Yahoo just revealed that in August 2013, someone stole data linked to more than one billion accounts. Back in September, the company announced a 2014 security breach affecting some 500 million users, however, it believes these two incidents are "likely distinct." Additionally, the company says that it believes the same hackers from the 2014 breach dug into its code and figured out how to forge cookies to target specific accounts. It has invalidated the forged cookies and notified holders of the accounts they were used to access in 2015 or 2016.
Need a spreadsheet or a chart to keep track of all the ways your Yahoo account info is probably floating around right now? There is an FAQ to try and help users figure out what has been stolen, when and how they might be affected.

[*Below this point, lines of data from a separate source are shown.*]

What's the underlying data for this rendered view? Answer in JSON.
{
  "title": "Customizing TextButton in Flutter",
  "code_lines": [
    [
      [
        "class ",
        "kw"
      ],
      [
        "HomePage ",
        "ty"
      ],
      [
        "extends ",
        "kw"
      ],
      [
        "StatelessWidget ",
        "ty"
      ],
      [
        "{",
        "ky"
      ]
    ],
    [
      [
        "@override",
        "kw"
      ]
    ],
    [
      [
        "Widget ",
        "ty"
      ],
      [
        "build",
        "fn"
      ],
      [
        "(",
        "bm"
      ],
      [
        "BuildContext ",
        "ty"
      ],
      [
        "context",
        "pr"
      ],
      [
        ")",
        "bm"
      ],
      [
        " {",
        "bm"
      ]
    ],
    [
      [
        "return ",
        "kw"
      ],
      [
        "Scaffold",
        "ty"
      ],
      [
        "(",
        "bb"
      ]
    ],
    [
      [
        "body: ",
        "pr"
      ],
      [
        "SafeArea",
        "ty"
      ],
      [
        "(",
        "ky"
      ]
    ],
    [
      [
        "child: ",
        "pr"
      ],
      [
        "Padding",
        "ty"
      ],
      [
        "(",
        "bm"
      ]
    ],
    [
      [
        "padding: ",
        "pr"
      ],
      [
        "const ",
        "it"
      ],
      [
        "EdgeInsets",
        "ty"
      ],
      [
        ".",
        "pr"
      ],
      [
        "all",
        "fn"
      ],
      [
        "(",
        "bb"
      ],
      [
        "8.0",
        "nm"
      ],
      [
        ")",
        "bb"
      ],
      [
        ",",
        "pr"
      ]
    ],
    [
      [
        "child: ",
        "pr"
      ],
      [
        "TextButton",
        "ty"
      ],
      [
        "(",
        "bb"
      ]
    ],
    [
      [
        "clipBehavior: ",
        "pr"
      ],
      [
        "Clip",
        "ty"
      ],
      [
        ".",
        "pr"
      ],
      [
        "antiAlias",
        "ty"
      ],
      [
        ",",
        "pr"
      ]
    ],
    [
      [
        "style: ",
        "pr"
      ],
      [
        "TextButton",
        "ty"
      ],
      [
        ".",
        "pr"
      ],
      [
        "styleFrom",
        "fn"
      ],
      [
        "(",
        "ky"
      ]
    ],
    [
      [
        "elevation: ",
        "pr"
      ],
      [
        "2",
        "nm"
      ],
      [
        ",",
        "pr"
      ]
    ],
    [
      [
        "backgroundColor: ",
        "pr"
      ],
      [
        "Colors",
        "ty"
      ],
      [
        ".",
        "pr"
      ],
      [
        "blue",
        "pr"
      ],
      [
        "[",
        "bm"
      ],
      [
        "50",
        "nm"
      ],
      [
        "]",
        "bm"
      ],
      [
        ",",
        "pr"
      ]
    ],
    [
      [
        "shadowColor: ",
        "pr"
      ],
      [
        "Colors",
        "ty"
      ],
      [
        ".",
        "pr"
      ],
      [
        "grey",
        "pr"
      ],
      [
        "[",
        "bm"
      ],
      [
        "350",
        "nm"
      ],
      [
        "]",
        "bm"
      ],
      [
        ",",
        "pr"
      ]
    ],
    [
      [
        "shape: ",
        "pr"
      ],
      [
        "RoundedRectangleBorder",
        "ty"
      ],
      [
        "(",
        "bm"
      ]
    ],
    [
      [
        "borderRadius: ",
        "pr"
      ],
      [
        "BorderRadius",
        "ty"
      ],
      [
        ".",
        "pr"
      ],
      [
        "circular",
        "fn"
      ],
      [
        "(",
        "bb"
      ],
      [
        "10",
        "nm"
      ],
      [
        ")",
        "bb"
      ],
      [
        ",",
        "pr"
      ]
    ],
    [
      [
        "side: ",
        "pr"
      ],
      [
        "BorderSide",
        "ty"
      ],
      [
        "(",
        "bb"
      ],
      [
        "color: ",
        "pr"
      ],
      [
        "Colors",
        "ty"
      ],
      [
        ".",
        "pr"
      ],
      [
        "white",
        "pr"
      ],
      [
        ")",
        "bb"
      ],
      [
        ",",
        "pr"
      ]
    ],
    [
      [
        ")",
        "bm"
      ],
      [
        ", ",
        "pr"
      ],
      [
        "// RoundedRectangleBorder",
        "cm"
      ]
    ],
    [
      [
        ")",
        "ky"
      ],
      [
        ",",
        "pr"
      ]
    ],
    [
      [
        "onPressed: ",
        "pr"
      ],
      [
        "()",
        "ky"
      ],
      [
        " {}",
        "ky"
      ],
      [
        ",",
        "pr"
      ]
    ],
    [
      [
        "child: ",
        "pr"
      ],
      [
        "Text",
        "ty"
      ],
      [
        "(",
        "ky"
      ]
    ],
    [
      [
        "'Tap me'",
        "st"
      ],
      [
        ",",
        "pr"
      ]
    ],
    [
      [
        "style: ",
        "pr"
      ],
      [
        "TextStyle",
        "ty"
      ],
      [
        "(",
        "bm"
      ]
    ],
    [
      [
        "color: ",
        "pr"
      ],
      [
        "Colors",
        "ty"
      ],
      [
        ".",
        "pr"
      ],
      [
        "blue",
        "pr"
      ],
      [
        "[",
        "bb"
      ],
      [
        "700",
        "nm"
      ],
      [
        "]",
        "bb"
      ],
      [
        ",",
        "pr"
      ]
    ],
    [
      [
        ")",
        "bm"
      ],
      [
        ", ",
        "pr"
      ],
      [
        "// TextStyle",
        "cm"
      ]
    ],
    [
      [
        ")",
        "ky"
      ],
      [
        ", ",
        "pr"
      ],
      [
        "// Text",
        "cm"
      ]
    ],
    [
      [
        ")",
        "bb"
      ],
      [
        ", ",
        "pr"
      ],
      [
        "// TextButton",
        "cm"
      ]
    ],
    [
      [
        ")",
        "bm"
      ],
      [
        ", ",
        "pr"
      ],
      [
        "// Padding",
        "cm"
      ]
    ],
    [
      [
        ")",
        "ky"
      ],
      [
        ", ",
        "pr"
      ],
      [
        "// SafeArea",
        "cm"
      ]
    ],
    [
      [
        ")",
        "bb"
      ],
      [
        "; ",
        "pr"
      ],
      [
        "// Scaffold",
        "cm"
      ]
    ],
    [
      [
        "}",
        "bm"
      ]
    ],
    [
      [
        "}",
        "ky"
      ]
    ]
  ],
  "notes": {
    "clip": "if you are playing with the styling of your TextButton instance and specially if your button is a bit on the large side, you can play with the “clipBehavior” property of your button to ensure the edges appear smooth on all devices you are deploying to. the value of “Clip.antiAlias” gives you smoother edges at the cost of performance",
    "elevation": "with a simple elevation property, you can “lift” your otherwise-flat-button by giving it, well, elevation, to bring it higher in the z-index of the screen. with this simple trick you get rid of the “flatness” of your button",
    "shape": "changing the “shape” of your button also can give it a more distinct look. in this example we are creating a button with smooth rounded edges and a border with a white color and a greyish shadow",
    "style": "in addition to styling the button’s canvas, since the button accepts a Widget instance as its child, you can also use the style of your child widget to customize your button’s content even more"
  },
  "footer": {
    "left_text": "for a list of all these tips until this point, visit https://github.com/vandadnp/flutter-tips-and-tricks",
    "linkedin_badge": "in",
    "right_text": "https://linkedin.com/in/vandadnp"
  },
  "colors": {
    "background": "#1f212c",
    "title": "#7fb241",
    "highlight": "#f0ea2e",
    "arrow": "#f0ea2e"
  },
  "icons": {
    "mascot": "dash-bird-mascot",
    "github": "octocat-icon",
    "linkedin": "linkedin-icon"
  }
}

Still, the massive size of this breach means that for Yahoo users information including "names, email addresses, telephone numbers, dates of birth, hashed passwords (using MD5) and, in some cases, encrypted or unencrypted security questions and answers" is potentially out there. The company is reaching out to potentially affected users, so there should be a message coming your way soon, while the security questions and answers have been invalidated. Of course, if you've used the same information for a security answer somewhere else, then whoever has it could use those answers against you -- change them.
Yahoo's ongoing security investigation and users left scrambling to reset passwords and security questions (again) is just one part of the puzzle. It's unclear how these new revelations affect its $4.83 billion acquisition by (Engadget and AOL parent company) Verizon. Previous reports indicated the carrier could be looking for a discount or way out of the deal altogether, and this bad news probably won't help.